Civil Encounters: Exploring “Other” Urbanisms – Michael Martin
The Spring 2019 Urban Design Colloquium: Questions of Civility takes as its overarching theme the notion of “civility” – considering civic topics from a variety of standpoints.
In the West, we tend to perceive our urban historical trajectories as representing the norm or the ideal. Other urbanisms – particularly the informalities characterized by developing countries – are positioned at the margins. The development trajectory of Cuba occupies an interesting position among these “other” urbanisms. Prior to the revolution, Cuba had already started along a trajectory that aimed to improve civil society for those most in need — offering the first cooperative, subsidized housing projects in the Western hemisphere (1911). Now, some 60 years since the revolution, Cubans are, more than ever, reaching out to establish common ground with the rest of the world. What might we learn through such civil (and civic) encounters?
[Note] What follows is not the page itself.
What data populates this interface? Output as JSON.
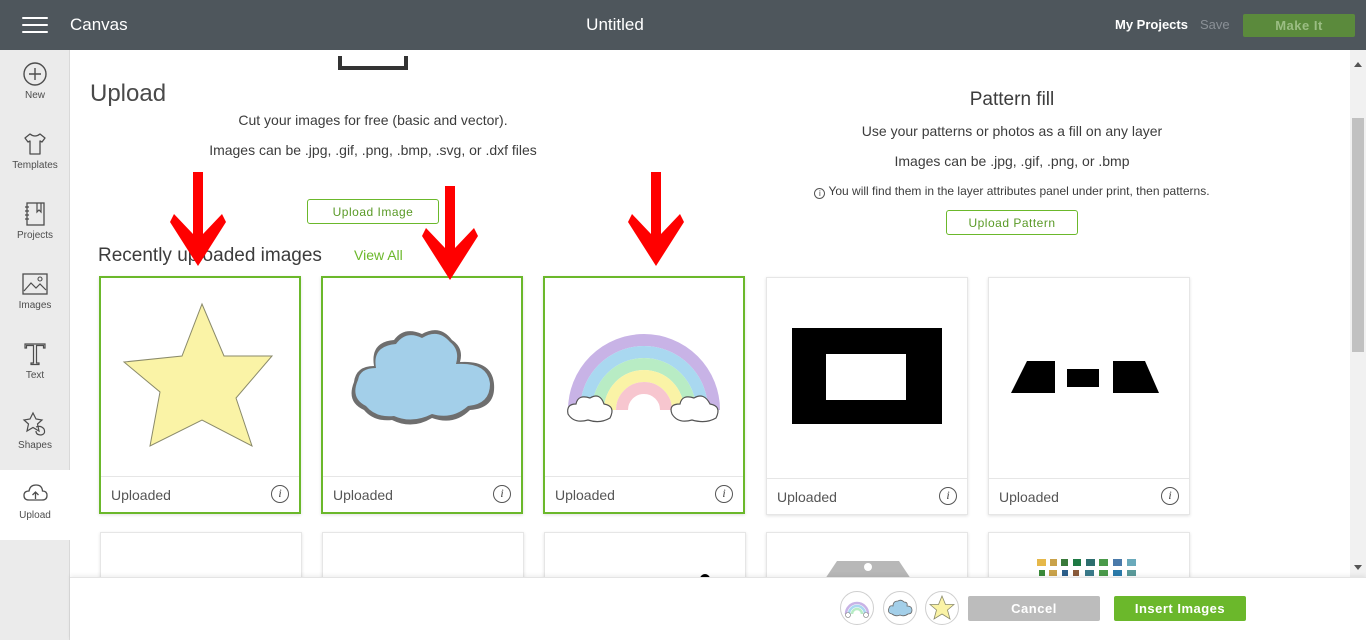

In this final colloquium session, Michael Martin, a Milwaukee-based planner and adjunct professor at the University of Wisconsin-Milwaukee, will offer insights into the history of urbanization in Cuba. He will describe how Havana’s social housing experiments aim to improve dignity and self-respect among those with the greatest need. The talk acts as a precursor for those interested in the summer 2019 Urban Design Global Studio, which will visit Cuba. Taught by Ben Shirtcliff, associate professor of landscape architecture and urban design, and Luis Rico-Gutierrez, dean of the College of Design, the studio is open to all eligible students in the College of Design.